I think the fundamental problem is that basis for most IP laws predate the copy machine, and the tape recorder, much less a digital universe. Our attempts to patch them have been failure. I think they need to be re-written from scratch preferably by people under the age of 35.


#312

I like your proposal.

And expanding our stupid IP laws was one of the main basis of my opposition to the TPA as it had existed. Not, I may note, as the concept. I was and am in favor of such an agreement, but not that text.


#313

Out of curiosity what were the things you opposed?


#314

It’s been a while, but the way that this agreement, like many others, was being used to export our IP laws, such as the for all intents and purposes infinite copyright length, to other nations.

Especially how such systems are abused by many industries, particularly with things like code. Software patents should not exist, straight up. I say this as someone in the industry. So expanding our ass backwards IP laws is actively harmful. And the way those were being included in secret and without public input really irks me.

The concept of the agreement, however, I don’t recall specific objections.

But I really really hate US IP law, and vigorously oppose retrenching of our broken system.


#315

The TPP sucked because it not only exported our IP laws and forced them onto other countries, but also meant that we (as US citizens) would be unable to get any change on some of the worst offenders (like DMCA stuff), because TPP would lock us into the global treaty requiring it.

The TPP was good in that it provided a good platform to get China in line and show that even the US leadership we could get them to fall in line, and mitigate their leadership role in the global system. We have lost that, both with the TPP falling through and with the general Trump administration actions.


#316

Ah I ok, that’s a fair criticism of TPP. You said TPA and thought you might be referring Trade Promotion Authority also known as Fast track. Which I used to think is a good idea, but now under this president I am seeing my worse fears about Congress delegating their constitutional authority to the President. No single person should be able to declare either a shooting war or a trade war. While I appreciate it is impractical to have all 538 members of Congress handle trade negotiations. The current system where the administration does all the work only to get an up or down vote from Congress, which is now almost entirely partisan is clearly not working.

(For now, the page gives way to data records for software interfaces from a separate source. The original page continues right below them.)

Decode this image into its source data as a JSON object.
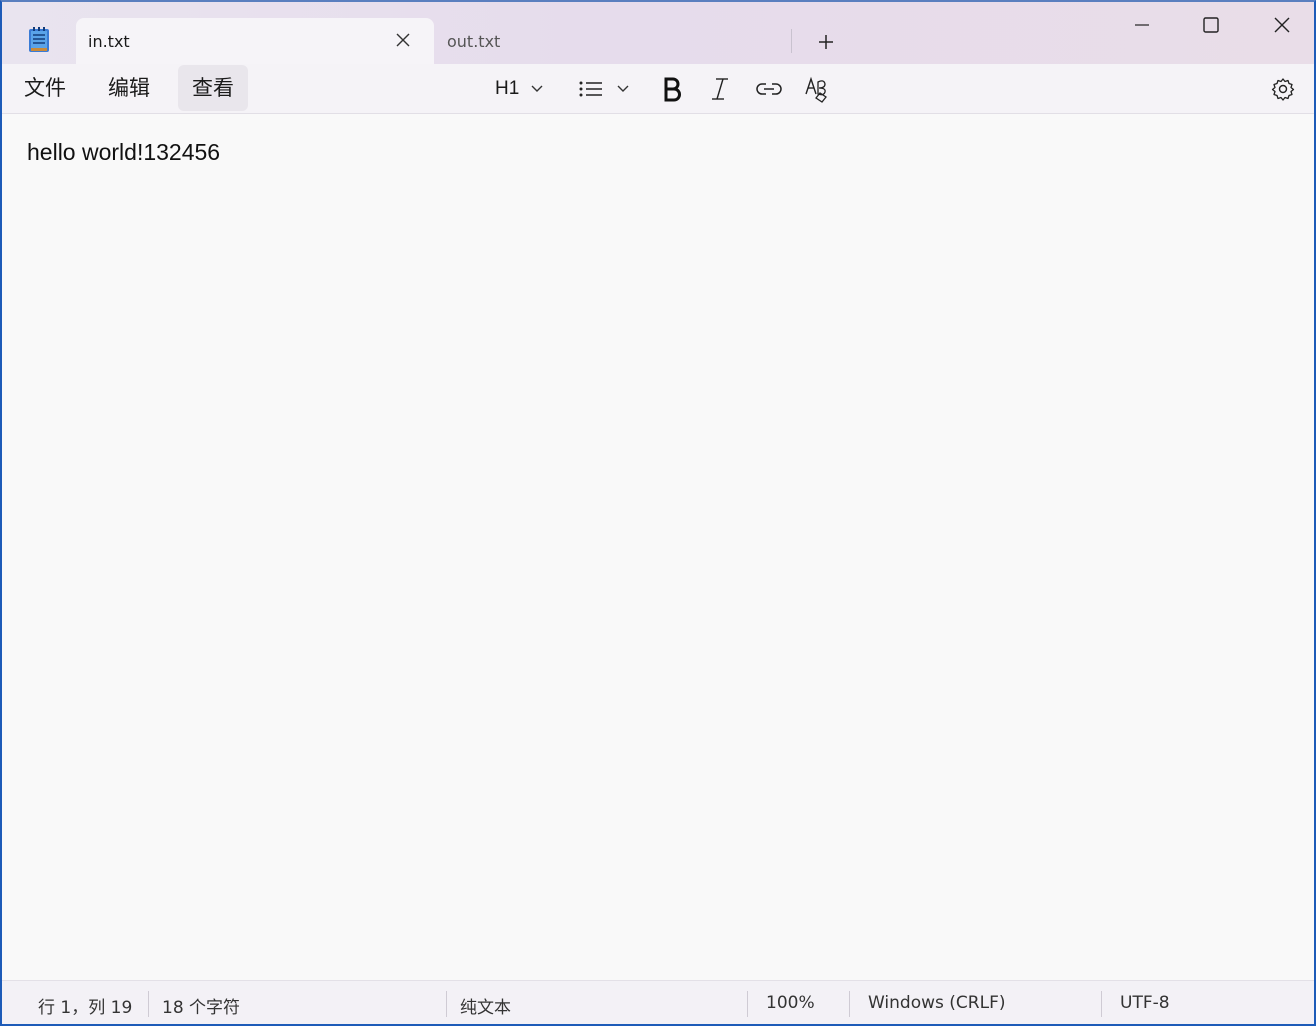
{
  "tabs": [
    {
      "label": "in.txt",
      "active": true
    },
    {
      "label": "out.txt",
      "active": false
    }
  ],
  "window_controls": {
    "minimize": "minimize-icon",
    "maximize": "maximize-icon",
    "close": "close-icon"
  },
  "menu": {
    "file": "文件",
    "edit": "编辑",
    "view": "查看"
  },
  "toolbar": {
    "heading_label": "H1",
    "icons": [
      "heading-dropdown",
      "list-icon",
      "bold-icon",
      "italic-icon",
      "link-icon",
      "spellcheck-icon",
      "gear-icon"
    ]
  },
  "editor": {
    "content": "hello world!132456"
  },
  "status": {
    "position": "行 1，列 19",
    "char_count": "18 个字符",
    "format": "纯文本",
    "zoom": "100%",
    "line_ending": "Windows (CRLF)",
    "encoding": "UTF-8"
  },
  "colors": {
    "accent_border": "#1d5bb8",
    "titlebar": "#e6dcec",
    "editor_bg": "#f9f9f9"
  }
}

#317

Ha, no. That one is thanks to my friggin phone. Didn’t even notice the slip.

Honestly I’m not sure if it doesn’t cause more problems than it solves with autocorrect…


#318

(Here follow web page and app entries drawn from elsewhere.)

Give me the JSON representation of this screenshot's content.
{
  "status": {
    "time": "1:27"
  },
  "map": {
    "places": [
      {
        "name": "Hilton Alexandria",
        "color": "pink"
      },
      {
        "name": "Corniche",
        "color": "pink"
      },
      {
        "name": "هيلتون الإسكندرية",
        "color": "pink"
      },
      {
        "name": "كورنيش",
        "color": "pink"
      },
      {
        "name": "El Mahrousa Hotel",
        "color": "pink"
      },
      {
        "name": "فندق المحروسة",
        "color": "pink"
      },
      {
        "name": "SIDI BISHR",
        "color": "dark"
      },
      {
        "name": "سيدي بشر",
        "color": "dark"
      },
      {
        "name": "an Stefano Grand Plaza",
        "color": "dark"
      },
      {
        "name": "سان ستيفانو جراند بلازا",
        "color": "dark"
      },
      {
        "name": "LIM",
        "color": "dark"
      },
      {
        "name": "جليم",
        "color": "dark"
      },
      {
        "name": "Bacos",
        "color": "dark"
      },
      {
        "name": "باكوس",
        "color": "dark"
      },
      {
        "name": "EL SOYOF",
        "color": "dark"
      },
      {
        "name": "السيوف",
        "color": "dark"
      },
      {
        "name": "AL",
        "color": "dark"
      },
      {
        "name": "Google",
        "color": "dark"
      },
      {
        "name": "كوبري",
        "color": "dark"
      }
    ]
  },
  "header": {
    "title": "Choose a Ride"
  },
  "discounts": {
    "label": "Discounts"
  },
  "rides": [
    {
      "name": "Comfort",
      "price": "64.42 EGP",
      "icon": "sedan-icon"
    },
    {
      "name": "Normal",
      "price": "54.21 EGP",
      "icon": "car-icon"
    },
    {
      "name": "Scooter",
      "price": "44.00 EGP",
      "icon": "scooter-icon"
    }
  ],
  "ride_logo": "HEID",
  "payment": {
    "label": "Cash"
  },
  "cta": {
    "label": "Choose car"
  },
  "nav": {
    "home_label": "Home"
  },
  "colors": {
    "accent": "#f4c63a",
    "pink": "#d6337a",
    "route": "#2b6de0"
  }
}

How is it that TPP failed, so apparently some kind of vote had to happen, yet the orange idiot can do whatever he wants to our economy via trade and tariffs?

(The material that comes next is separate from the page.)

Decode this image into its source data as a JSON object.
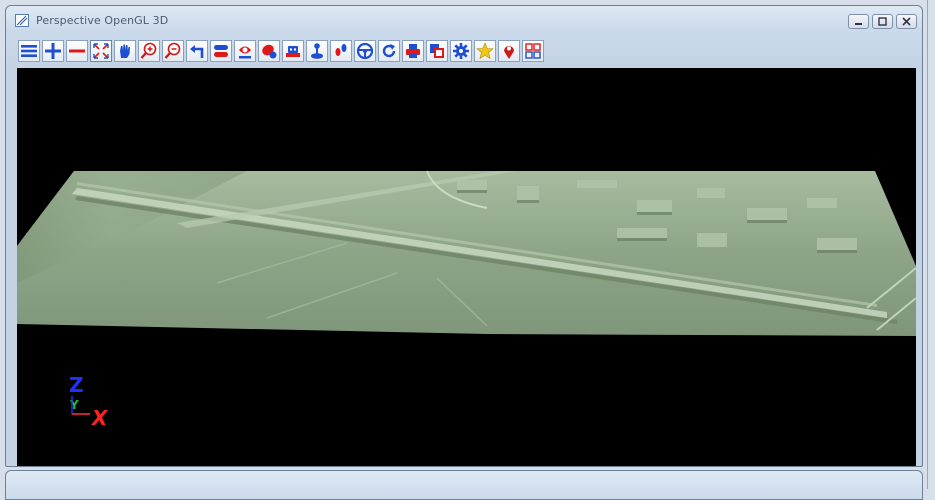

#319

Because Congress abdicated all responsibility and refuses to take it back.


#320